Maine budget panel gets dreary revenue estimates
AUGUSTA, Maine (AP) — Concerns about how Congress will act to avoid the ‘‘fiscal cliff’’ were on the minds of Maine economic forecasters before anticipated revenues were revised downward, a state finance official told lawmakers on Thursday.
Michael Allen, associate commissioner for tax policy, also told the Appropriations Committee that Maine is not alone among the regional states whose tax incomes are being eaten away by the economy.
‘‘Maine’s revenue performance through the first four months of fiscal year ‘13 is consistent with reports from some of the other New England and northeastern states,’’ Allen told the committee, which was meeting for the last time before a new Legislature is sworn in next week.
Allen said revised estimates for the current fiscal year, which ends June 30, show revenues $35 million below estimates made earlier in 2012. For the next two-year budget cycle, fiscal 2014 and 2015, revenues are reduced by $125 million. The latter figure was adjusted slightly since Wednesday, when it was estimated at $128 million.
The lower estimates mean that state government will have that much less money to authorize for general services in its two-year budget, which is about $6 billion. Allen said the main culprits are lower-than-expected sales, personal income and corporate income taxes.
In the state’s highway fund, which is separate, revenues are expected to be about 2 percent above estimates during the current fiscal year but lag below previous estimates by $20 million in fiscal 2014-15, Allen told the committee.
Maine’s Consensus Economic Forecasting Commission, an independent group of economists who prepare forecasts for the Revenue Forecasting Committee, expressed concerns in a Nov. 1 report about the ‘‘fiscal cliff,’’ sharp federal government spending cuts and tax increases scheduled to start Jan. 1, and how and when it will be resolved by Congress, Allen said.
The commission noted that its economic forecast ‘‘assumes that there will be a constructive resolution reached by the new Congress and president preventing any extensive deterioration of economic conditions,’’ Allen said, citing the report.

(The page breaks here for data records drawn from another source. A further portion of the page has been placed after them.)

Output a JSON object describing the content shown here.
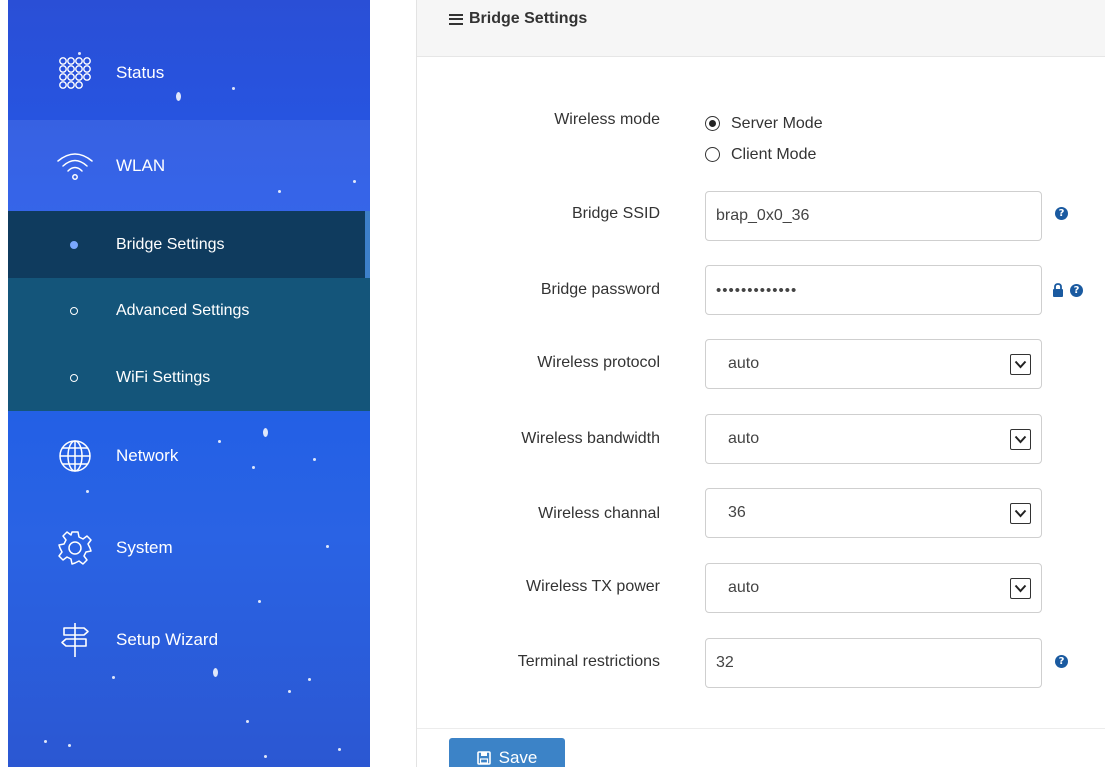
{
  "sidebar": {
    "items": [
      {
        "label": "Status",
        "icon": "grid-dots-icon"
      },
      {
        "label": "WLAN",
        "icon": "wifi-icon"
      },
      {
        "label": "Network",
        "icon": "globe-icon"
      },
      {
        "label": "System",
        "icon": "gear-icon"
      },
      {
        "label": "Setup Wizard",
        "icon": "signpost-icon"
      }
    ],
    "submenu": [
      {
        "label": "Bridge Settings",
        "active": true
      },
      {
        "label": "Advanced Settings",
        "active": false
      },
      {
        "label": "WiFi Settings",
        "active": false
      }
    ]
  },
  "panel": {
    "title": "Bridge Settings"
  },
  "form": {
    "wireless_mode": {
      "label": "Wireless mode",
      "options": [
        "Server Mode",
        "Client Mode"
      ],
      "selected": "Server Mode"
    },
    "bridge_ssid": {
      "label": "Bridge SSID",
      "value": "brap_0x0_36"
    },
    "bridge_password": {
      "label": "Bridge password",
      "value": "•••••••••••••"
    },
    "wireless_protocol": {
      "label": "Wireless protocol",
      "value": "auto"
    },
    "wireless_bandwidth": {
      "label": "Wireless bandwidth",
      "value": "auto"
    },
    "wireless_channel": {
      "label": "Wireless channal",
      "value": "36"
    },
    "wireless_tx_power": {
      "label": "Wireless TX power",
      "value": "auto"
    },
    "terminal_restrictions": {
      "label": "Terminal restrictions",
      "value": "32"
    }
  },
  "actions": {
    "save_label": "Save"
  },
  "colors": {
    "sidebar_blue": "#2557e6",
    "submenu_bg": "#14557a",
    "submenu_active": "#0f3b5e",
    "help_blue": "#1a5aa0",
    "save_button": "#3c83c7"
  }
}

‘‘Given the severe impact to the economy if a solution is not successfully reached, the CEFC will re-evaluate their forecast in the first quarter of calendar year 2013 in response to actual policy decisions at the federal level,’’ the commission’s report said.
Allen said Maine’s Revenue Forecasting Committee, which recommended the downward revisions Wednesday, ‘‘has kept this key assumption in mind in updating its revenue forecast.’’